Even once data has been analyzed, it still needs to be translated into actionable insight. While automated functions built into the system of engagement can achieve this to an extent, reporting enables real-time understanding of data structures from human operators. The system of insight needs to deliver this, drawing upon stored data, data in the process of transfer, and data that is currently in use to provide an up-to-the-minute snapshot.
The Detection Phase
Detection takes analytics and reporting to the next level, actively identifying situations and occurrences that are of specific interest to the business. For instance, converging datasets that represent business opportunities or anomalous results that indicate risk.
The Decision Phase
The decision phase provides the logical basis upon which a decision can be taken. In many cases, this will be very simple — perhaps identifying a customer need for a specific product or service — while in others, it will be more complex. It is in this more complex process of decision logic formation that the system of insight will be required.

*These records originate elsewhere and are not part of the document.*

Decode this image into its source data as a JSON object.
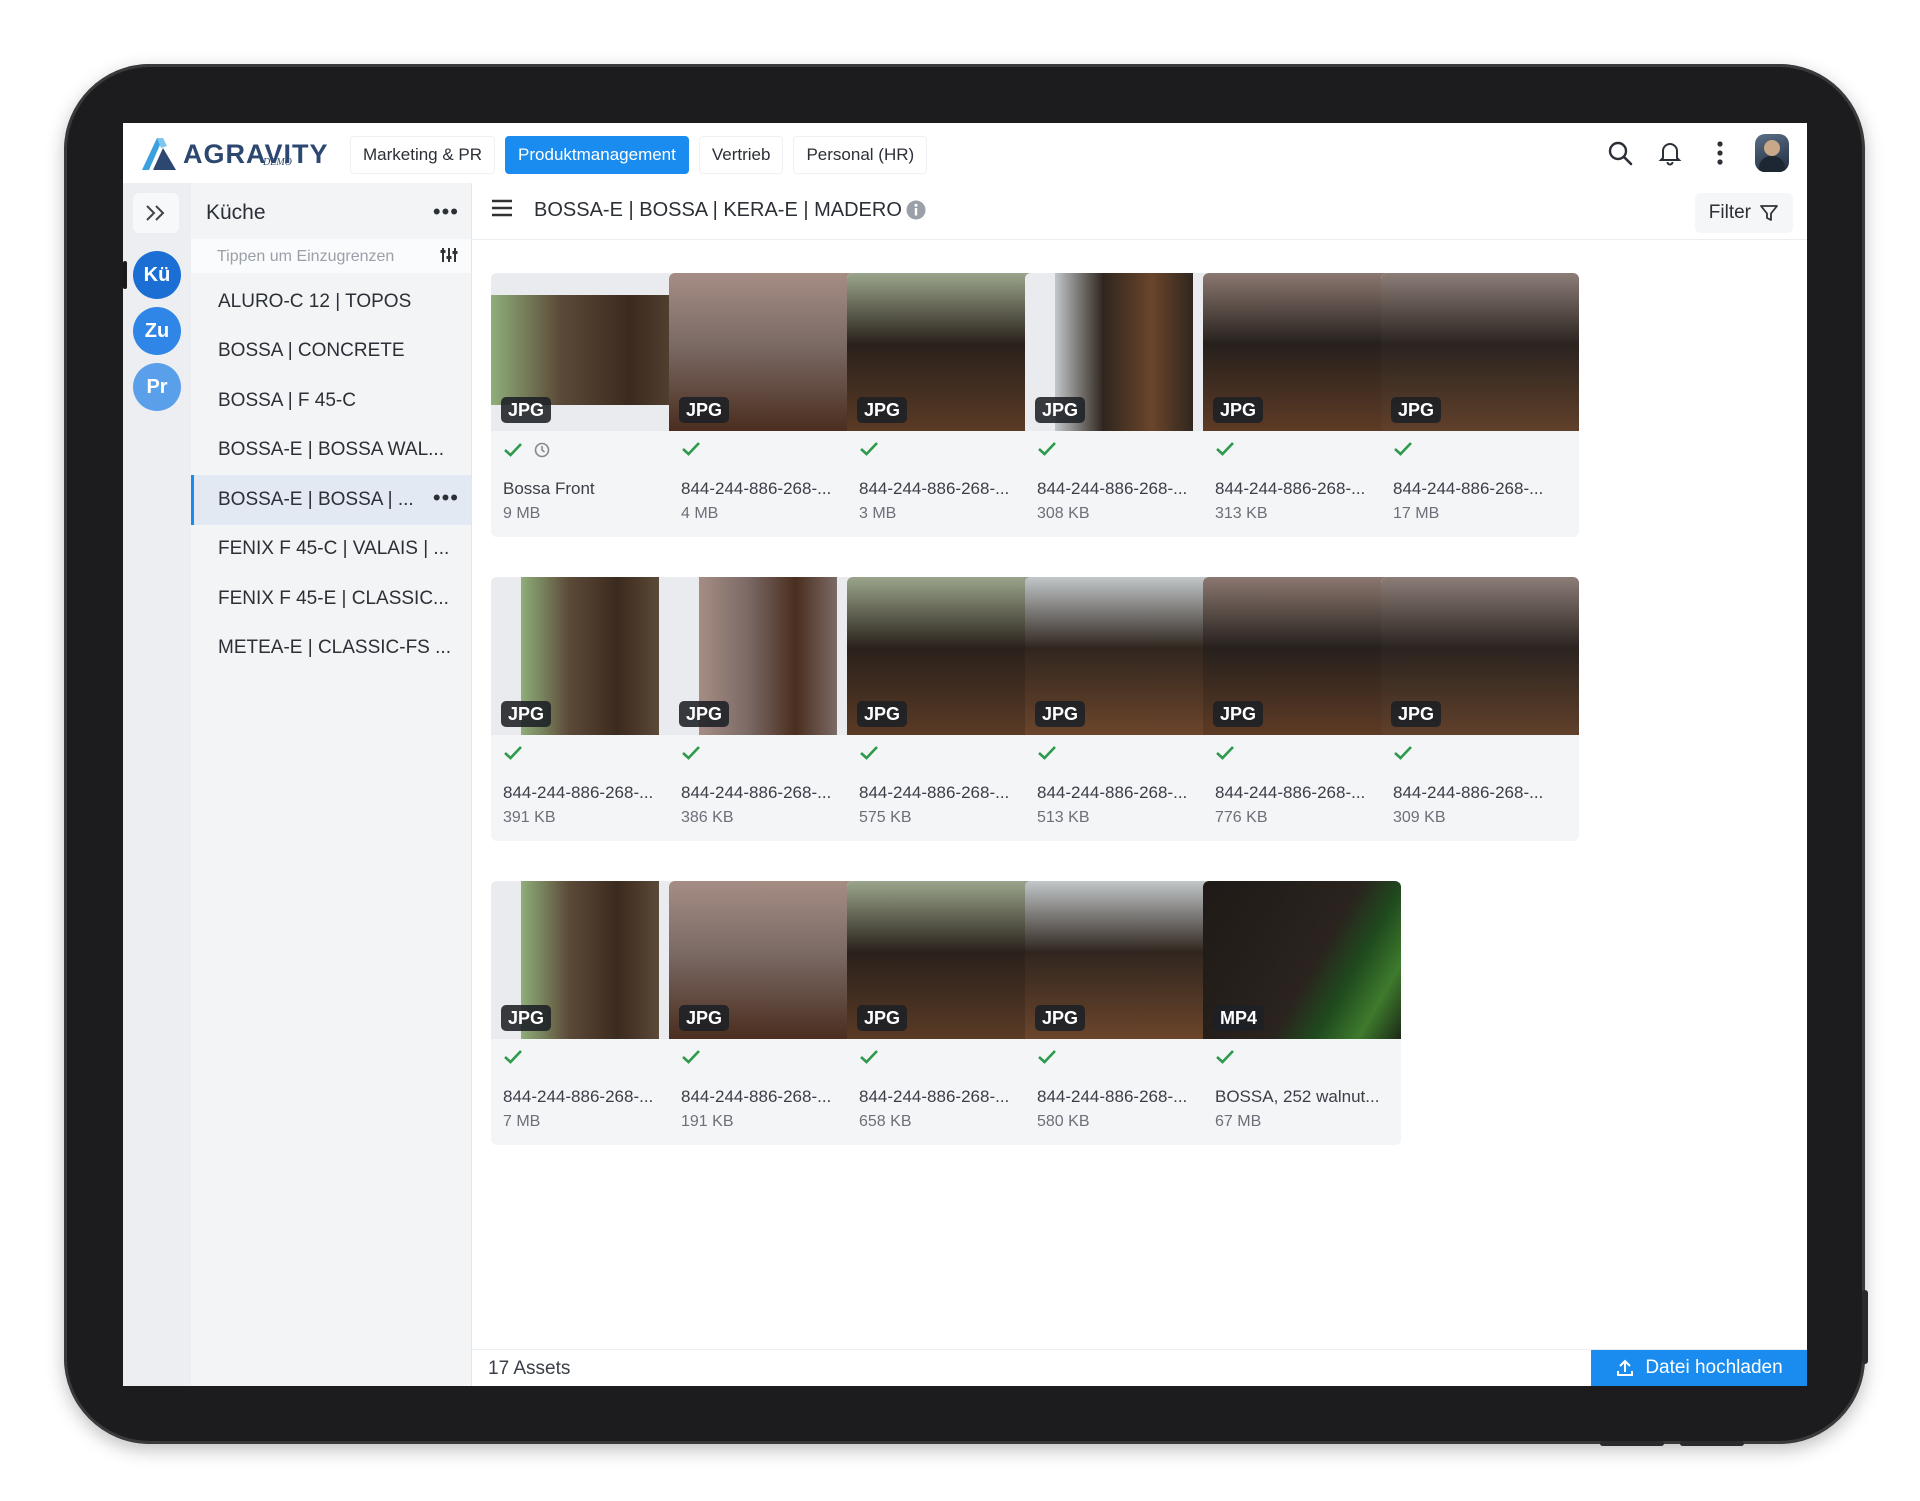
{
  "topbar": {
    "logo_text": "AGRAVITY",
    "logo_sub": "DEMO",
    "tabs": [
      {
        "label": "Marketing & PR"
      },
      {
        "label": "Produktmanagement",
        "active": true
      },
      {
        "label": "Vertrieb"
      },
      {
        "label": "Personal (HR)"
      }
    ],
    "icons": [
      "search-icon",
      "bell-icon",
      "more-vertical-icon",
      "user-avatar"
    ]
  },
  "rail": {
    "workspaces": [
      {
        "label": "Kü",
        "color": "#1b6fd4",
        "active": true
      },
      {
        "label": "Zu",
        "color": "#2f86e6"
      },
      {
        "label": "Pr",
        "color": "#5a9fea"
      }
    ]
  },
  "panel": {
    "title": "Küche",
    "search_placeholder": "Tippen um Einzugrenzen",
    "collections": [
      {
        "label": "ALURO-C 12 | TOPOS"
      },
      {
        "label": "BOSSA | CONCRETE"
      },
      {
        "label": "BOSSA | F 45-C"
      },
      {
        "label": "BOSSA-E | BOSSA WAL..."
      },
      {
        "label": "BOSSA-E | BOSSA | ...",
        "active": true
      },
      {
        "label": "FENIX F 45-C | VALAIS | ..."
      },
      {
        "label": "FENIX F 45-E | CLASSIC..."
      },
      {
        "label": "METEA-E | CLASSIC-FS ..."
      }
    ]
  },
  "main": {
    "breadcrumb": "BOSSA-E | BOSSA | KERA-E | MADERO",
    "filter_label": "Filter",
    "assets": [
      {
        "type": "JPG",
        "name": "Bossa Front",
        "size": "9 MB",
        "extra_icon": true
      },
      {
        "type": "JPG",
        "name": "844-244-886-268-...",
        "size": "4 MB"
      },
      {
        "type": "JPG",
        "name": "844-244-886-268-...",
        "size": "3 MB"
      },
      {
        "type": "JPG",
        "name": "844-244-886-268-...",
        "size": "308 KB"
      },
      {
        "type": "JPG",
        "name": "844-244-886-268-...",
        "size": "313 KB"
      },
      {
        "type": "JPG",
        "name": "844-244-886-268-...",
        "size": "17 MB"
      },
      {
        "type": "JPG",
        "name": "844-244-886-268-...",
        "size": "391 KB"
      },
      {
        "type": "JPG",
        "name": "844-244-886-268-...",
        "size": "386 KB"
      },
      {
        "type": "JPG",
        "name": "844-244-886-268-...",
        "size": "575 KB"
      },
      {
        "type": "JPG",
        "name": "844-244-886-268-...",
        "size": "513 KB"
      },
      {
        "type": "JPG",
        "name": "844-244-886-268-...",
        "size": "776 KB"
      },
      {
        "type": "JPG",
        "name": "844-244-886-268-...",
        "size": "309 KB"
      },
      {
        "type": "JPG",
        "name": "844-244-886-268-...",
        "size": "7 MB"
      },
      {
        "type": "JPG",
        "name": "844-244-886-268-...",
        "size": "191 KB"
      },
      {
        "type": "JPG",
        "name": "844-244-886-268-...",
        "size": "658 KB"
      },
      {
        "type": "JPG",
        "name": "844-244-886-268-...",
        "size": "580 KB"
      },
      {
        "type": "MP4",
        "name": "BOSSA, 252 walnut...",
        "size": "67 MB"
      }
    ]
  },
  "footer": {
    "count_label": "17 Assets",
    "upload_label": "Datei hochladen"
  },
  "colors": {
    "accent": "#1a8cf0",
    "check": "#2e9a4b"
  }
}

The Role of Artificial Intelligence in Cognitive Systems
The cognitive system — formed of the systems of record, engagement and insight — cannot exist without artificial intelligence. Data volumes have grown too large, and processing speeds have grown so rapidly that human operators cannot keep track. This is where AI needs to take up the slack.
It is in systems of insight that AI is leveraged to the greatest effect.
Artificial Intelligence in Consumption and Collection
At a very basic level, AI is used to organize data as it is consumed and collected. For example, data is classified as pertaining to when an event occurred, and to the geographical location the event took place in. AI recognizes these data sources and assigns them the appropriate tags.
However, as volumes increase, AI needs to work in a more sophisticated manner. One example of this is found in manufacturing, where ebbs and flows in the supply chain can result in falls in production or overloading of equipment respectively. The system of insight will need to recognize this relationship.
Artificial Intelligence in Analysis and Reporting
Analysis takes the data relationship identification function mentioned above and evolves it. The AI-based system will cross-reference real-time data streams with historical data, identifying new relationships and trends. In addition, the system of insight will need to work in a cognitive fashion, recognizing differences between correlation and causality and making value judgements based on this.
The AI will also need to identify the relevant datasets for automated reporting and draw upon historical reports to build an enhanced understanding of today’s data landscape.
Intelligence in Detection and Decision Logic
Before a decision can be taken, teams first need to recognize if there is any need for a decision at all. In this sense, the system of insight’s AI-based function works to detect anomalies, discrepancies and deficiencies, before identifying how an operational change or other alteration can improve the situation for the better.
With the logic established, the system of insight can then automate key elements of the decision-making process to improve efficiency and effectiveness. Platforms such as IBM’s Operation Decision Manager work on rule-based procedures to execute responses based on real-time data streams and data stores.
Artificial Intelligence in Cognitive System Integration
While AI can help systems of insight to identify and make decisions, integration with the system of engagement is still required to actively execute this decisions. Similarly, the system of insight needs to integrate with the system of record to draw upon unified data sources.
Artificial intelligence again comes into play, bridging the gap between these systems and managing their interactions. Human team members still have their roles to play in assessing and analyzing data, but it is AI-based automation that does the majority of the heavy lifting.
Build Your Cognitive Systems with IBM
IBM provides a range of smart, AI-enabled products designed to help business owners build their cognitive systems. As an IBM Platinum partner, we are perfectly positioned to help you connect with these all-important products. Reach out to our team today and discover more.